The disclosure was made by Travis County District Attorney Rosemary Lehmberg, a Democrat whose office Perry vowed to strip funding for last summer if she didn’t resign following a drunken driving arrest. An Austin grand jury is now investigating whether that veto threat was legal and is expected to soon hear Perry’s side of the story.
So far, all witnesses have entered through a door visible to the public. Lehmberg said there’s only one back way into the grand jury room — through her office, which is next to it.
Lehmberg said Perry’s attorney, David Botsford, asked the judge who seated the grand jury whether accessing a special entrance was possible.
“I said that is not something we routinely do — that is, bring witnesses secretly to the grand jury,” Lehmberg said. “We have had many public officials appear through the grand jury and all come through the front door of the lobby. But if the judge calls me and wants to do that, I'll do what’s appropriate.”
Asked if she was inclined to do the Republican governor or his staff any favors, Lehmberg said she didn’t want to comment further.
Perry spokeswoman Lucy Nashed declined to comment on the request.

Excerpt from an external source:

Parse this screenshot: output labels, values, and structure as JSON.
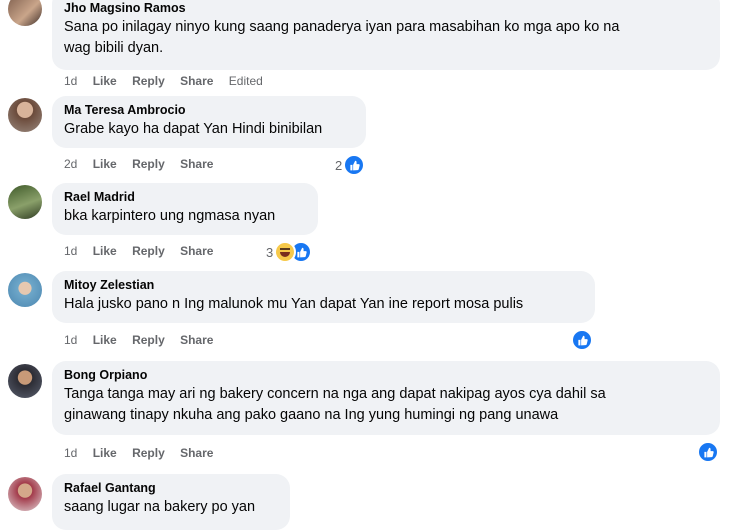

“We respect the longstanding legal principle of grand jury confidentiality and therefore it would be inappropriate to comment on the proceedings,” she said.
The Austin American-Statesman first reported the request.
Perry is leaving office in January and hasn’t ruled out another presidential run in 2016. His aides have said he was within his power to issue the veto.
The grand jury is scheduled to meet again Friday. Democratic state Sen. Kirk Watson was among three witnesses who appeared before the grand jury last week, and all said afterward they were sworn not to discuss their testimony.